I always enjoy having the luxury to obsess over mundane things, rather than actual serious ones. Most of the time, I have that luxury, but sometimes something demanding of real attention pops up. Today, I had another OB appointment so that she could explain to me that as of this week's ultrasound, I have complete placenta previa. This means that my placenta is completely covering my cervix.
Apparently, there are various levels of placenta previa. Partial, marginal, low-lying, etc. Then, there's complete, where the placenta is lying perfectly over the entire cervix. Lucky me, guess which one I have.
She told me not to worry, right before she launched into a whole litany of what this entails. It increases my risk of severe bleeding, increases the risk of fetal death, increases the risk of blood transfusions, increases my risk of having to go on bed rest, and if it doesn't correct itself, we'd have to do a c-section right at 37 weeks.
The OB also said that she is confident the placenta will move.
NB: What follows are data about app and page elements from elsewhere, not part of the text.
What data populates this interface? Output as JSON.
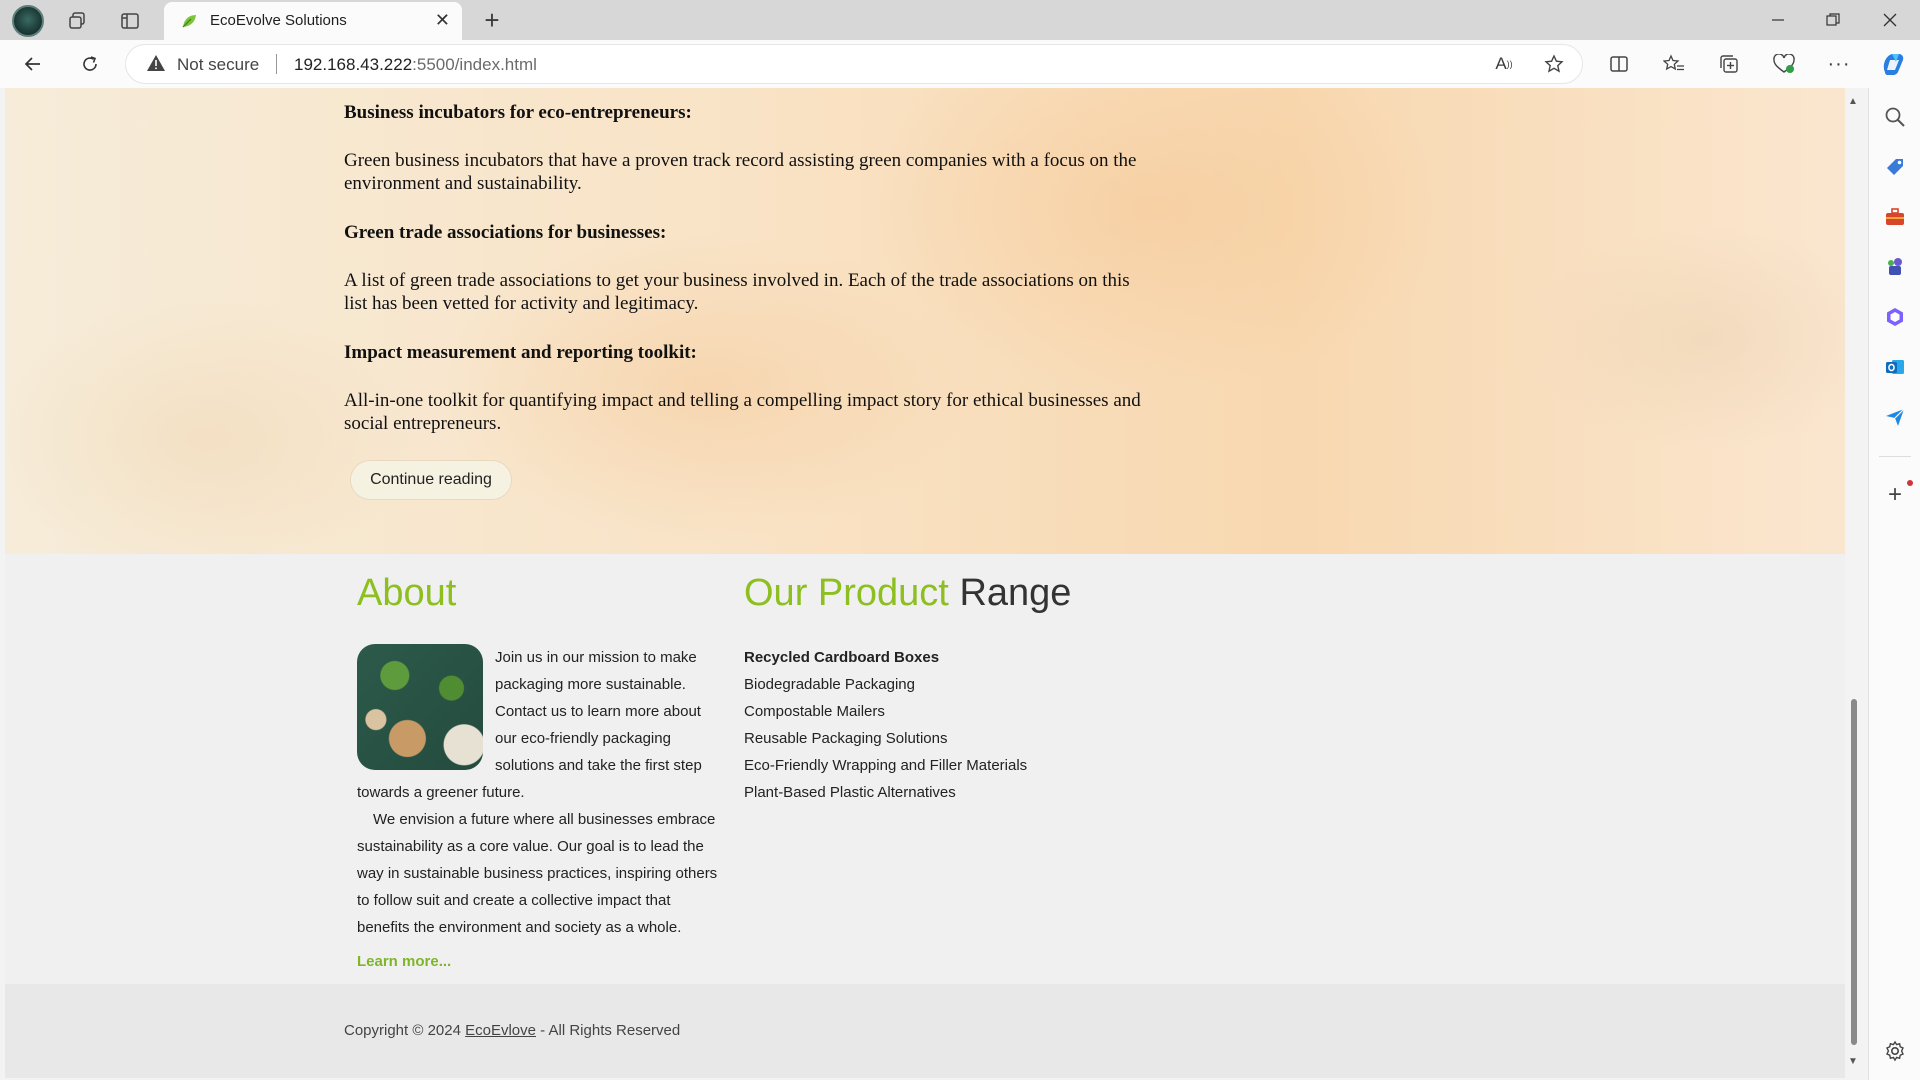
{
  "browser": {
    "tab_title": "EcoEvolve Solutions",
    "security_label": "Not secure",
    "url_host": "192.168.43.222",
    "url_rest": ":5500/index.html"
  },
  "article": {
    "sections": [
      {
        "heading": "Business incubators for eco-entrepreneurs:",
        "text": "Green business incubators that have a proven track record assisting green companies with a focus on the environment and sustainability."
      },
      {
        "heading": "Green trade associations for businesses:",
        "text": "A list of green trade associations to get your business involved in. Each of the trade associations on this list has been vetted for activity and legitimacy."
      },
      {
        "heading": "Impact measurement and reporting toolkit:",
        "text": "All-in-one toolkit for quantifying impact and telling a compelling impact story for ethical businesses and social entrepreneurs."
      }
    ],
    "continue_label": "Continue reading"
  },
  "about": {
    "title": "About",
    "text1": "Join us in our mission to make packaging more sustainable. Contact us to learn more about our eco-friendly packaging solutions and take the first step towards a greener future.",
    "text2": "We envision a future where all businesses embrace sustainability as a core value. Our goal is to lead the way in sustainable business practices, inspiring others to follow suit and create a collective impact that benefits the environment and society as a whole.",
    "learn_more": "Learn more..."
  },
  "products": {
    "title_green": "Our Product",
    "title_dark": "Range",
    "items": [
      "Recycled Cardboard Boxes",
      "Biodegradable Packaging",
      "Compostable Mailers",
      "Reusable Packaging Solutions",
      "Eco-Friendly Wrapping and Filler Materials",
      "Plant-Based Plastic Alternatives"
    ]
  },
  "footer": {
    "prefix": "Copyright © 2024 ",
    "brand": "EcoEvlove",
    "suffix": " - All Rights Reserved"
  },
  "colors": {
    "accent_green": "#8cbf1f",
    "heading_dark": "#333333"
  }
}
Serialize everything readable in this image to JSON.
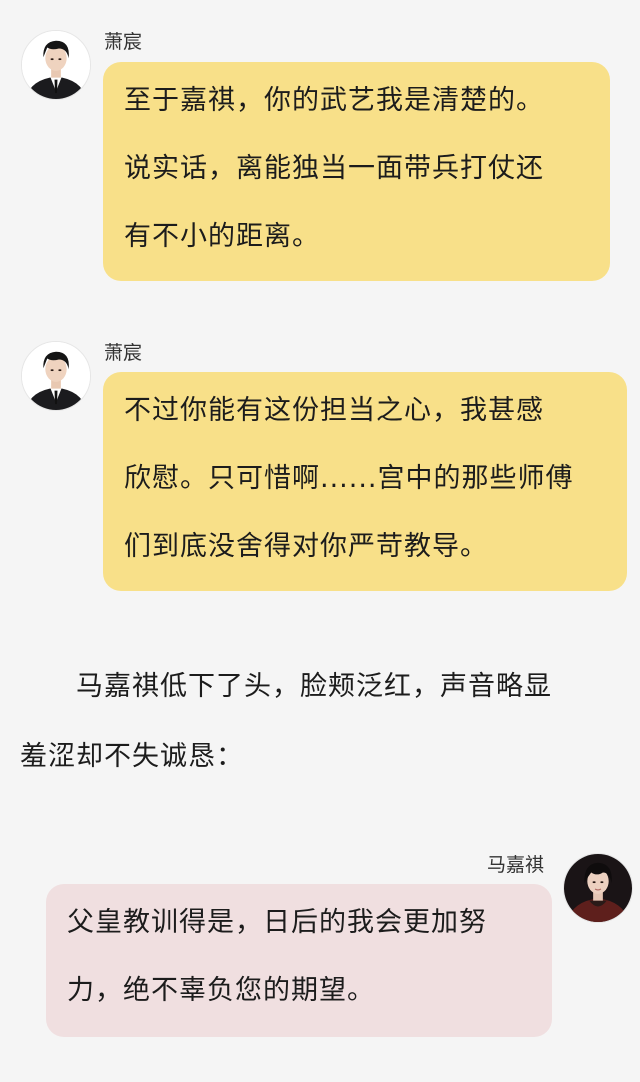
{
  "messages": [
    {
      "sender": "萧宸",
      "avatar_icon": "man-suit-portrait-icon",
      "bubble_color": "#f8e089",
      "lines": [
        "至于嘉祺，你的武艺我是清楚的。",
        "说实话，离能独当一面带兵打仗还",
        "有不小的距离。"
      ]
    },
    {
      "sender": "萧宸",
      "avatar_icon": "man-suit-portrait-icon",
      "bubble_color": "#f8e089",
      "lines": [
        "不过你能有这份担当之心，我甚感",
        "欣慰。只可惜啊......宫中的那些师傅",
        "们到底没舍得对你严苛教导。"
      ]
    }
  ],
  "narration": {
    "lines": [
      "　　马嘉祺低下了头，脸颊泛红，声音略显",
      "羞涩却不失诚恳："
    ]
  },
  "reply": {
    "sender": "马嘉祺",
    "avatar_icon": "young-man-portrait-icon",
    "bubble_color": "#f0dfe0",
    "lines": [
      "父皇教训得是，日后的我会更加努",
      "力，绝不辜负您的期望。"
    ]
  }
}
According to her, 85% of all early cases of placenta previa correct themselves, but this figure is based on all cases of placenta previa, not just the ones that are complete previa. So the fact that my placenta is completely covering my cervix might lower my chances of the placenta moving to a safer location.
I listened carefully to everything she had to say, nodded thoughtfully, and then raced to get more information from Dr. Google when I got home. Of course, Dr. Google had lots of scary things to say. Any type of bleeding would put me in the hospital, and if the bleeding couldn't be stopped, the baby would have to be delivered, regardless of fetal age. The bleeding can quickly go from nothing to majorly serious in a matter of minutes, especially if I start having contractions or dilation. Dr. Google also said that placenta previa can be a problem even after delivery, because while pitocin helps the uterus contract after a c-section and stops the bleeding from the removal of the placenta, the lower part of the uterus (where the placenta is when you have placenta previa) is not as good at contracting, so the bleeding is harder to stop. PLUS, one in ten cases of complete placenta previa also have placenta accreta, where the placenta improperly imbeds itself in the uterine wall, making it difficult to detach the placenta. This increases your risk of severe blood loss, and increases your risk of having to have a hysterectomy.
Right about there, I closed the computer and walked away.
I'm starting to believe this baby might really be trying to kill me. First, the surprise pregnancy out of the blue. Then, the crazy nausea, the migraines, the exhaustion. Now, this placenta previa and the scariness associated with it. There is a long time between now and December 19th for me to obsess about all of this.
My next ultrasound is on August 19th, and we're keeping all fingers and toes crossed that my placenta has started its gradual move. In the meantime, I'm not restricted from anything, and I'm welcoming all positive stories about placentas moving quickly and completely and then gloriously easy vaginal births. I'll also take positive placenta moving thoughts. Please.